When I looked into the eyes of a dead woman I saw there, what I experienced wasn't a thought, it was an overwhelming sensation that hit my body. The lieutenant asked me what was wrong, and my brain and nervous system struggled to come up with words. "She's my sister," I finally said. It was just an interpretation of what I felt. It's like when a father goes home and sees his child and just wants to hug her. It's a response that comes out of your whole being. It's love. It has nothing to do with thought.

After reading this, I responded stating that Mr. Willson's comments remind me of those of the grandmother at the end of Flannery's short story, "A Good Man Is Hard to Find." Though in a different context, the grandmother views her assailant, the Misfit, through the same eyes of love: "Why you're one of my babies. You're one of my own children!" And we all know what happens immediately afterwards when she reaches out to touch the Misfit's shoulder.  He blows her away. Heather remarked: "Yes, just like they/we blew Christ away...realizing everyone is our sister and brother is an extremely dangerous proposition."
- Mark

Friday, March 8, 2013

Cash Kin

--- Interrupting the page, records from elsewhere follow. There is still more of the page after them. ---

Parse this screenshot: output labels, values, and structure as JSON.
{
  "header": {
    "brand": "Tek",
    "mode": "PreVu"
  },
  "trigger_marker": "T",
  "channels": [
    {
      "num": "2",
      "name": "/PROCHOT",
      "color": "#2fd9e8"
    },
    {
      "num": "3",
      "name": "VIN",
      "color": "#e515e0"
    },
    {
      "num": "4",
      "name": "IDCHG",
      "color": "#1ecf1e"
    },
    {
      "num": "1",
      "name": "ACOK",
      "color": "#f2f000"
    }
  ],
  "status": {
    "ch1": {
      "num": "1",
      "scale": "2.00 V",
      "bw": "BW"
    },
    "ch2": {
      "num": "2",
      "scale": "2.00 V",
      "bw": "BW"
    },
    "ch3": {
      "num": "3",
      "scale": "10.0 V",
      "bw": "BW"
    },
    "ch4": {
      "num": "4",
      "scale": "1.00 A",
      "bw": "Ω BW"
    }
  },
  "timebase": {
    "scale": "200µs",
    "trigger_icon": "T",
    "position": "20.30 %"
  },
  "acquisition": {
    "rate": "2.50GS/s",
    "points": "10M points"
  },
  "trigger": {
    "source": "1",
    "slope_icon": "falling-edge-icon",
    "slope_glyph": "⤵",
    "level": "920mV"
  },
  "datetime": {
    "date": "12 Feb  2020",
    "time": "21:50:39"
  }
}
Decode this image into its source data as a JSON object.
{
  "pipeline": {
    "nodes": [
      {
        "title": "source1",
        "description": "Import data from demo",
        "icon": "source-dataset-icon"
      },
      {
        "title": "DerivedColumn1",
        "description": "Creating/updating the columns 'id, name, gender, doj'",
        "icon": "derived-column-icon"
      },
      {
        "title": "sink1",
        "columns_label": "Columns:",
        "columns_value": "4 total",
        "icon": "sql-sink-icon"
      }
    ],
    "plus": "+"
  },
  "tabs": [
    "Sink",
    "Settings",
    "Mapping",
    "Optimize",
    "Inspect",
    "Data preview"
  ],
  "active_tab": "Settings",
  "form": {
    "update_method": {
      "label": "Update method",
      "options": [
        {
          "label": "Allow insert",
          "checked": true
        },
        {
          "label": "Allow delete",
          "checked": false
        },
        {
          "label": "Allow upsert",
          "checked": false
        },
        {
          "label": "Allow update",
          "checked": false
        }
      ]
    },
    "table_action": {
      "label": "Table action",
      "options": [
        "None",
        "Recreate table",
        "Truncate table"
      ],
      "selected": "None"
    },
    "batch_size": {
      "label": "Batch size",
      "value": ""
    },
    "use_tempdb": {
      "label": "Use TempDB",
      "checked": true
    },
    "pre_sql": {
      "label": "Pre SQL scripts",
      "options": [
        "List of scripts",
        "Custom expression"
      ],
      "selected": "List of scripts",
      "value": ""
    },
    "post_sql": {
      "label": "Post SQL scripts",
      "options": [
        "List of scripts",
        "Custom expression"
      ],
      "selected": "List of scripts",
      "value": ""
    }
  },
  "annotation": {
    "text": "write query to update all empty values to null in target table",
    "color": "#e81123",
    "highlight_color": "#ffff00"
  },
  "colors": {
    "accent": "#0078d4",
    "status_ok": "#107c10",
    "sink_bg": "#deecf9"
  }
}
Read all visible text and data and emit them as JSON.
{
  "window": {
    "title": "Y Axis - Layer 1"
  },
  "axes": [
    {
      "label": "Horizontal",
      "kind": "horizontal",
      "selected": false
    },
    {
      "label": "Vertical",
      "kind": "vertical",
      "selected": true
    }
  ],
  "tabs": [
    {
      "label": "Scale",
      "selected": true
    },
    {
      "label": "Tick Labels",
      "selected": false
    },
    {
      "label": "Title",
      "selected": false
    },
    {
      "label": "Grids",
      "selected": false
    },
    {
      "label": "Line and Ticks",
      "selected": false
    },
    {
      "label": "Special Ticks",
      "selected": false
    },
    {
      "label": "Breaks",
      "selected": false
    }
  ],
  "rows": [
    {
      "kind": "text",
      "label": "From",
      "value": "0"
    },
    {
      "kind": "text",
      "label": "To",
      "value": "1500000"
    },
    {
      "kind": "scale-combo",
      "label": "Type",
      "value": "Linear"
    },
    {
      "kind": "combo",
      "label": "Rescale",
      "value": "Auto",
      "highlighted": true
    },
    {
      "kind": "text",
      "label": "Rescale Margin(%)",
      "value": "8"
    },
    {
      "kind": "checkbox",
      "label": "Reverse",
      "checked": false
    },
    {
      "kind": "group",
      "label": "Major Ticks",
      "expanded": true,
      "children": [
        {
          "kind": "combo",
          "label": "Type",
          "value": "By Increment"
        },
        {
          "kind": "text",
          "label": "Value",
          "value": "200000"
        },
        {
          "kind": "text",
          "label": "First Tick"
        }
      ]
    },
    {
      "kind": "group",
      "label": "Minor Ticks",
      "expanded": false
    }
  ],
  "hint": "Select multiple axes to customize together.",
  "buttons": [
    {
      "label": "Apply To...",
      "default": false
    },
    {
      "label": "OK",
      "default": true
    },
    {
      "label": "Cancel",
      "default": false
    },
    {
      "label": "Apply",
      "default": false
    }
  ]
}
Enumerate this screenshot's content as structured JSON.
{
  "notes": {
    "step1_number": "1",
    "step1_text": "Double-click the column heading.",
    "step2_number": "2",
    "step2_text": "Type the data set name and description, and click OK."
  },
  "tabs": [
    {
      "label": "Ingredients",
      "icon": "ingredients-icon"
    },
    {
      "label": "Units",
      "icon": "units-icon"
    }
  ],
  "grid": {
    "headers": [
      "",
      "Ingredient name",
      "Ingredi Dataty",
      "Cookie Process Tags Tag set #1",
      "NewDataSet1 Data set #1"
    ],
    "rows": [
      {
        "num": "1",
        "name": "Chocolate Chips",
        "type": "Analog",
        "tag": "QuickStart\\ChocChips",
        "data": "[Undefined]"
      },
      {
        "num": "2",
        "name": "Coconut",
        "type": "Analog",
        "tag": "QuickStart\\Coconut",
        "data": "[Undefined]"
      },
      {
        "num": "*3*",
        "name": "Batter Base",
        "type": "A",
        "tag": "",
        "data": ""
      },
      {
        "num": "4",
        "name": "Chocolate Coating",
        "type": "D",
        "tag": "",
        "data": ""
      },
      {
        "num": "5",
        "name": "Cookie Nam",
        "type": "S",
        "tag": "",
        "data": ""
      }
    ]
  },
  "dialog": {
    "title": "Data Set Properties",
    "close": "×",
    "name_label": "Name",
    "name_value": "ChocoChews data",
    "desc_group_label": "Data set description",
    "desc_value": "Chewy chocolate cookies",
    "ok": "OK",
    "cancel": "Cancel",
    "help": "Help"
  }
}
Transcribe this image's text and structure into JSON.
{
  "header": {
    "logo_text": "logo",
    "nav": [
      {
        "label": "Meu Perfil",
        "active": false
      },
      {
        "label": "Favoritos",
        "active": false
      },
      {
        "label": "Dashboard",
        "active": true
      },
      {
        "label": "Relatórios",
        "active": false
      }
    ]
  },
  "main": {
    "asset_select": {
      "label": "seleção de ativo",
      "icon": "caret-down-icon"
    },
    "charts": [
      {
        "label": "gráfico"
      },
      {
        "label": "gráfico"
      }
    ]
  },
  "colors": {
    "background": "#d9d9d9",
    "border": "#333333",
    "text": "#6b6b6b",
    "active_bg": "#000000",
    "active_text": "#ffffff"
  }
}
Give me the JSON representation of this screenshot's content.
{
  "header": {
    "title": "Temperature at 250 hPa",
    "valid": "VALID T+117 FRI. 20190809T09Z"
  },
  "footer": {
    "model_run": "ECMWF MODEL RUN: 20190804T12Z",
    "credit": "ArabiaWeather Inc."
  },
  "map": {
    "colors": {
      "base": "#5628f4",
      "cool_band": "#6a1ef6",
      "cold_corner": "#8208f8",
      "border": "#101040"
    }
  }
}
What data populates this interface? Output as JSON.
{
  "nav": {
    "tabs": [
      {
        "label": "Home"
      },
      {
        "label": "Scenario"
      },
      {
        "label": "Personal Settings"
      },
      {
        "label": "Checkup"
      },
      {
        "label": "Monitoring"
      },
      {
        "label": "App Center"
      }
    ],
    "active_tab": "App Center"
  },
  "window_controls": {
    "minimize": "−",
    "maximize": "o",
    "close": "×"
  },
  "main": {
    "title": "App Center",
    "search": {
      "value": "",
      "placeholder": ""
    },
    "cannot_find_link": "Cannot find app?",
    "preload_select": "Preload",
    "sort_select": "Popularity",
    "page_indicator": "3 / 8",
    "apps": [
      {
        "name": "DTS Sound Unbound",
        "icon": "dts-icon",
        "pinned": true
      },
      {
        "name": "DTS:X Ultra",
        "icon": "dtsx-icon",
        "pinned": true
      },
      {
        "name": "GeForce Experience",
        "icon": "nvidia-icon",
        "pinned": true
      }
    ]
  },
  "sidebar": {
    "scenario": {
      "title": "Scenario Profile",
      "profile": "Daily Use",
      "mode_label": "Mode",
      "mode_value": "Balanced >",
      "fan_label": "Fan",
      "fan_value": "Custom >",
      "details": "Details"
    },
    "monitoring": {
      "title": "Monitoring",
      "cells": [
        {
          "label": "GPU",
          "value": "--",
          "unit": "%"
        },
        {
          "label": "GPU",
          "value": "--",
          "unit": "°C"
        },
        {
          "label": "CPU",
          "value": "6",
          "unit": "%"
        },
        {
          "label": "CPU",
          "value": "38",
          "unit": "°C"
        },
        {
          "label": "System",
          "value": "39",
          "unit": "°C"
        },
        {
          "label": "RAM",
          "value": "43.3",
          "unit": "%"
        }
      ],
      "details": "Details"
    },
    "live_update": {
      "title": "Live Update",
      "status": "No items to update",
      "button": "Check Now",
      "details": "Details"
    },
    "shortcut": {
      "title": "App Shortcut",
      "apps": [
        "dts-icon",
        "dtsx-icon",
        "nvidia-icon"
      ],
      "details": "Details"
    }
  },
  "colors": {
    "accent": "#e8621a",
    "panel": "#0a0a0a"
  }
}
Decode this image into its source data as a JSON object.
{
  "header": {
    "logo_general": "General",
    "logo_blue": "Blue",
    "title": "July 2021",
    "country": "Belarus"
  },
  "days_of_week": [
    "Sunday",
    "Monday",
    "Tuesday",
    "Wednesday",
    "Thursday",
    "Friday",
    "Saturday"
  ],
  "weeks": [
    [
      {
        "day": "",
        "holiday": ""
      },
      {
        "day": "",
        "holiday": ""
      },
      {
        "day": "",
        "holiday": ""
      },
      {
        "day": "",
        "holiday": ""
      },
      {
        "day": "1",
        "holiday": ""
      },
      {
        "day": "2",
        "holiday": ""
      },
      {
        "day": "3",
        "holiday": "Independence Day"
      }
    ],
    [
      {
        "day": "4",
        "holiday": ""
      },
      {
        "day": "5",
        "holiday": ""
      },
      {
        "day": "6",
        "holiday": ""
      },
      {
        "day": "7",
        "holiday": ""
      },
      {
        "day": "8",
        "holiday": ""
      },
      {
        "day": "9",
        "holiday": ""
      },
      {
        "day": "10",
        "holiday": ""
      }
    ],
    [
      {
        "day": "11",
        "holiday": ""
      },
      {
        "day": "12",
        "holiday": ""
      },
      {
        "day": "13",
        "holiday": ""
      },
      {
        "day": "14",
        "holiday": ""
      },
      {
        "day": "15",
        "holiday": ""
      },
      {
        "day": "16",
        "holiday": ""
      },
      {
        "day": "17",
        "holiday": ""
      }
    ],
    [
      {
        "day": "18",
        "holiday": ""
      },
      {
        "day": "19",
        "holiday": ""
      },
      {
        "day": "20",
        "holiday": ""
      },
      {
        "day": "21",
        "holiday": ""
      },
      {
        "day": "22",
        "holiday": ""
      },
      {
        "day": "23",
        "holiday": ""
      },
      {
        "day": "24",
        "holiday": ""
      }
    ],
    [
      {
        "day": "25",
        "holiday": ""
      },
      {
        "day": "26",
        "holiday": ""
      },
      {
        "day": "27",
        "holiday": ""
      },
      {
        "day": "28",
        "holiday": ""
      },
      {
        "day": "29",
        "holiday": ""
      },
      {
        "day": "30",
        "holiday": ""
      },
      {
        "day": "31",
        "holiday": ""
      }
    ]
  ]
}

Monday afternoon some visitors stopped by.  I noticed that a young man in the group was wearing a Johnny Cash tee shirt.  I asked if he was a fan of the "man in black."  He responded that not only was he a big fan, but also a blood relative.  While nobody knows if Flannery O'Connor listened to Johnny Cash or had even heard of him, it's not coincidental that fans (and family) of his would be drawn to Andalusia.  I don't think it's too much of a stretch to say that there are a lot of parallels in the stories of Flannery O'Connor and the music of Johnny Cash.  Their art can be characterized as gritty and raw.  Because both artists deal with life lived close to the bone, there aren't a lot of "happy" endings to his songs or her stories.  Take for instance, the conclusion of Folsom Prison Blues or any of a number of songs from Cash's great album Johnny Cash at Folsom Prison.  Furthermore, a dark humor pervades many of these pieces that also resonates through O'Connor's fiction.  As bleak as Cash's music can be, it embraces a vision of life that is ultimately redemptive, as the songs on My Mother's Hymn Book provide ample evidence.  The music in this, Cash's personal favorite of all the albums he recorded, reflects the piety not only of the characters in O'Connor's work, but the people in Milledgeville that she knew.  It is the hymnody of people who wouldn't know a Tantum Ergo from a Gloria Patri, but for all that there is an authenticity and sincerity of devotion in this music that Flannery envied, as it was an element she sometimes found lacking amongst her fellow Catholics.  Finally, and it's just an observation, doesn't this picture of Johnny Cash look like he just stepped out of "A Good Man Is Hard to Find"?  I bet you can't guess which character.
- Mark